Similarity and differences
The female character is used in similar and diverse ways as can be witnessed in both playwrights. In the first case, Mirandolina’s father shows her love by leaving her his possessions. This is similar to Zamti who shows his wife Idame love through his expression from the fear of losing her. Similarity this is seen when the two characters use their presence and wits to persuade male characters.
This is also evident in Mirandolina’s case when she is seen to fool male admires and even manages to lure the self-proclaimed women-hater in her favor. This is similar to Idame’s case in which she manages to dissuade Genghis from killing her family. This brings out women’s power in controlling men’s thinking, behavior and emotions.
In both cases, the feminine characters are described as beautiful and this makes them command more respect. Differences are paramount in these playwrights when using feminine characters. These include the war between paternal and maternal love, which is argued in the second play. This is also different from Mirandilano’s case in which she portrayed to hate men.

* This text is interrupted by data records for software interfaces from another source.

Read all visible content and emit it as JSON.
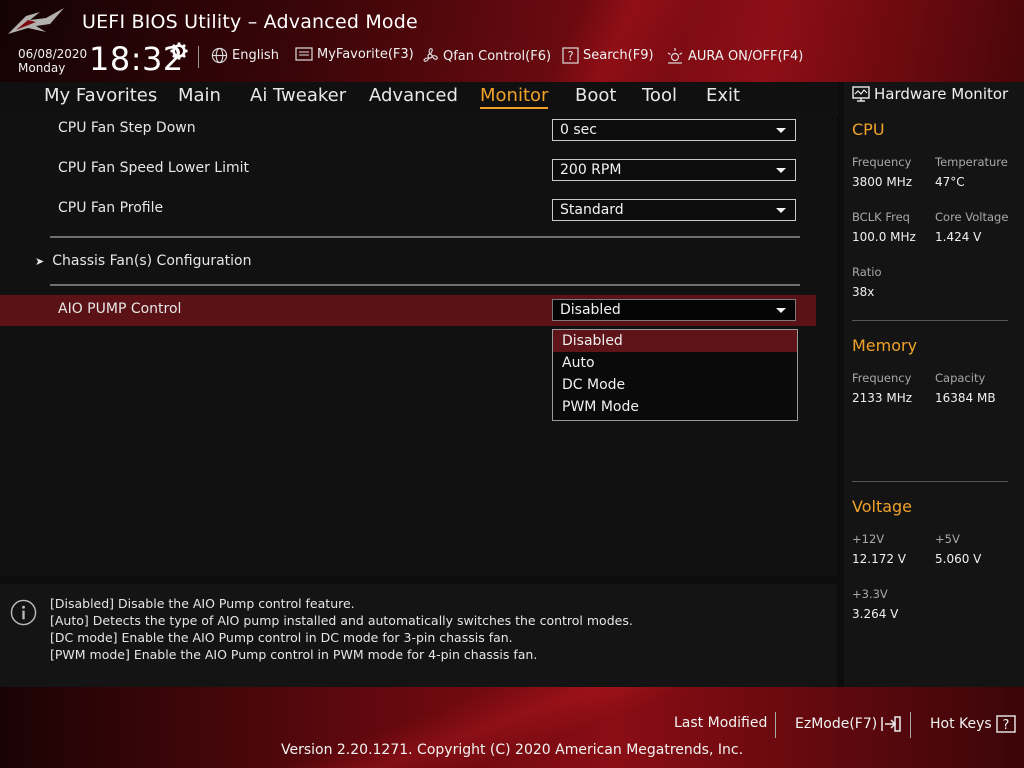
{
  "app": {
    "title": "UEFI BIOS Utility – Advanced Mode"
  },
  "clock": {
    "date": "06/08/2020",
    "day": "Monday",
    "time": "18:32"
  },
  "toolbar": [
    {
      "label": "English",
      "icon": "globe-icon"
    },
    {
      "label": "MyFavorite(F3)",
      "icon": "favorite-icon"
    },
    {
      "label": "Qfan Control(F6)",
      "icon": "fan-icon"
    },
    {
      "label": "Search(F9)",
      "icon": "search-icon"
    },
    {
      "label": "AURA ON/OFF(F4)",
      "icon": "aura-icon"
    }
  ],
  "nav": {
    "tabs": [
      "My Favorites",
      "Main",
      "Ai Tweaker",
      "Advanced",
      "Monitor",
      "Boot",
      "Tool",
      "Exit"
    ],
    "active": "Monitor"
  },
  "settings": {
    "step_down": {
      "label": "CPU Fan Step Down",
      "value": "0 sec"
    },
    "lower_limit": {
      "label": "CPU Fan Speed Lower Limit",
      "value": "200 RPM"
    },
    "profile": {
      "label": "CPU Fan Profile",
      "value": "Standard"
    },
    "chassis": {
      "label": "Chassis Fan(s) Configuration"
    },
    "aio": {
      "label": "AIO PUMP Control",
      "value": "Disabled"
    }
  },
  "dropdown": {
    "options": [
      "Disabled",
      "Auto",
      "DC Mode",
      "PWM Mode"
    ],
    "highlighted": "Disabled"
  },
  "help": {
    "lines": [
      "[Disabled] Disable the AIO Pump control feature.",
      "[Auto] Detects the type of AIO pump installed and automatically switches the control modes.",
      "[DC mode] Enable the AIO Pump control in DC mode for 3-pin chassis fan.",
      "[PWM mode] Enable the AIO Pump control in PWM mode for 4-pin chassis fan."
    ]
  },
  "hw": {
    "title": "Hardware Monitor",
    "cpu": {
      "title": "CPU",
      "frequency_label": "Frequency",
      "frequency": "3800 MHz",
      "temperature_label": "Temperature",
      "temperature": "47°C",
      "bclk_label": "BCLK Freq",
      "bclk": "100.0 MHz",
      "core_voltage_label": "Core Voltage",
      "core_voltage": "1.424 V",
      "ratio_label": "Ratio",
      "ratio": "38x"
    },
    "memory": {
      "title": "Memory",
      "frequency_label": "Frequency",
      "frequency": "2133 MHz",
      "capacity_label": "Capacity",
      "capacity": "16384 MB"
    },
    "voltage": {
      "title": "Voltage",
      "v12_label": "+12V",
      "v12": "12.172 V",
      "v5_label": "+5V",
      "v5": "5.060 V",
      "v33_label": "+3.3V",
      "v33": "3.264 V"
    }
  },
  "footer": {
    "last_modified": "Last Modified",
    "ezmode": "EzMode(F7)",
    "hotkeys": "Hot Keys",
    "version": "Version 2.20.1271. Copyright (C) 2020 American Megatrends, Inc."
  },
  "colors": {
    "accent": "#f0a22a",
    "selection": "#5a1216",
    "brand": "#8e0e16"
  }
}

In essence, one woman is seen as a chauvinist while the other does not. Other differences include emphasis on maternal love in which the character accepts to die instead of her child. This kind of sacrifice is unimaginable to Mirandolina who loves herself more than others. Another difference that exists is the authority of men over women in Idame’s society.
This is quite different in Mirandolina’s case as she shows in her flirts with other men. Furthermore, In Idame’s society, women are submissive and are ordered around by their husbands. This is evident when the husband orders her out of his presence and plans to kill their only son without her consent.
In Mirandolina’s case, she controls men but no one dares to stamp authority on her. Moreover, Idame is a homemaker who is noble and traditional while Mirandolina is a modern woman with wealth.
Gender is portrayed differently in the two playwrights. This is mainly because Mirandolina feels threatened by men and resorts to using her best asset to make them worship her. On the other hand, Idame is a humble wife who loves her husband and children. She is a happy homemaker although troubled by the Conqueror who intends to exterminate them.
Later on, Idame is portrayed as superior in convincing the conqueror against killing them; this gives her a central role and authority as an intelligent woman. On the other hand, Mirandolina is later portrayed as weak and insecure as she seeks protection from Fabricius, a waiter at her Inn.
Fabricius, who is earlier seen as weak, ultimately marries her. In essence, the feminine character starts a superior in Mirandolina’s case but ends up inferior while, in Idame’s case she starts as inferior but ends up as superior. Gender therefore, plays a major role in both cases.
The two playwrights show important roles played by women in society. Moreover, they show strength of both paternal and maternal love in society. Paternal love is evident in Mirandolina’s case when he gives her all his wealth.
This is also evident when Zamti hesitates to kill his own son over the king’s son. Maternal love is evident in Chao’s mother as well as in Idame since she risks her life for their son. It may also be noticed that there is perversion for maternal love in Idame’s case and perversion for romance in Mirandolina’s situation.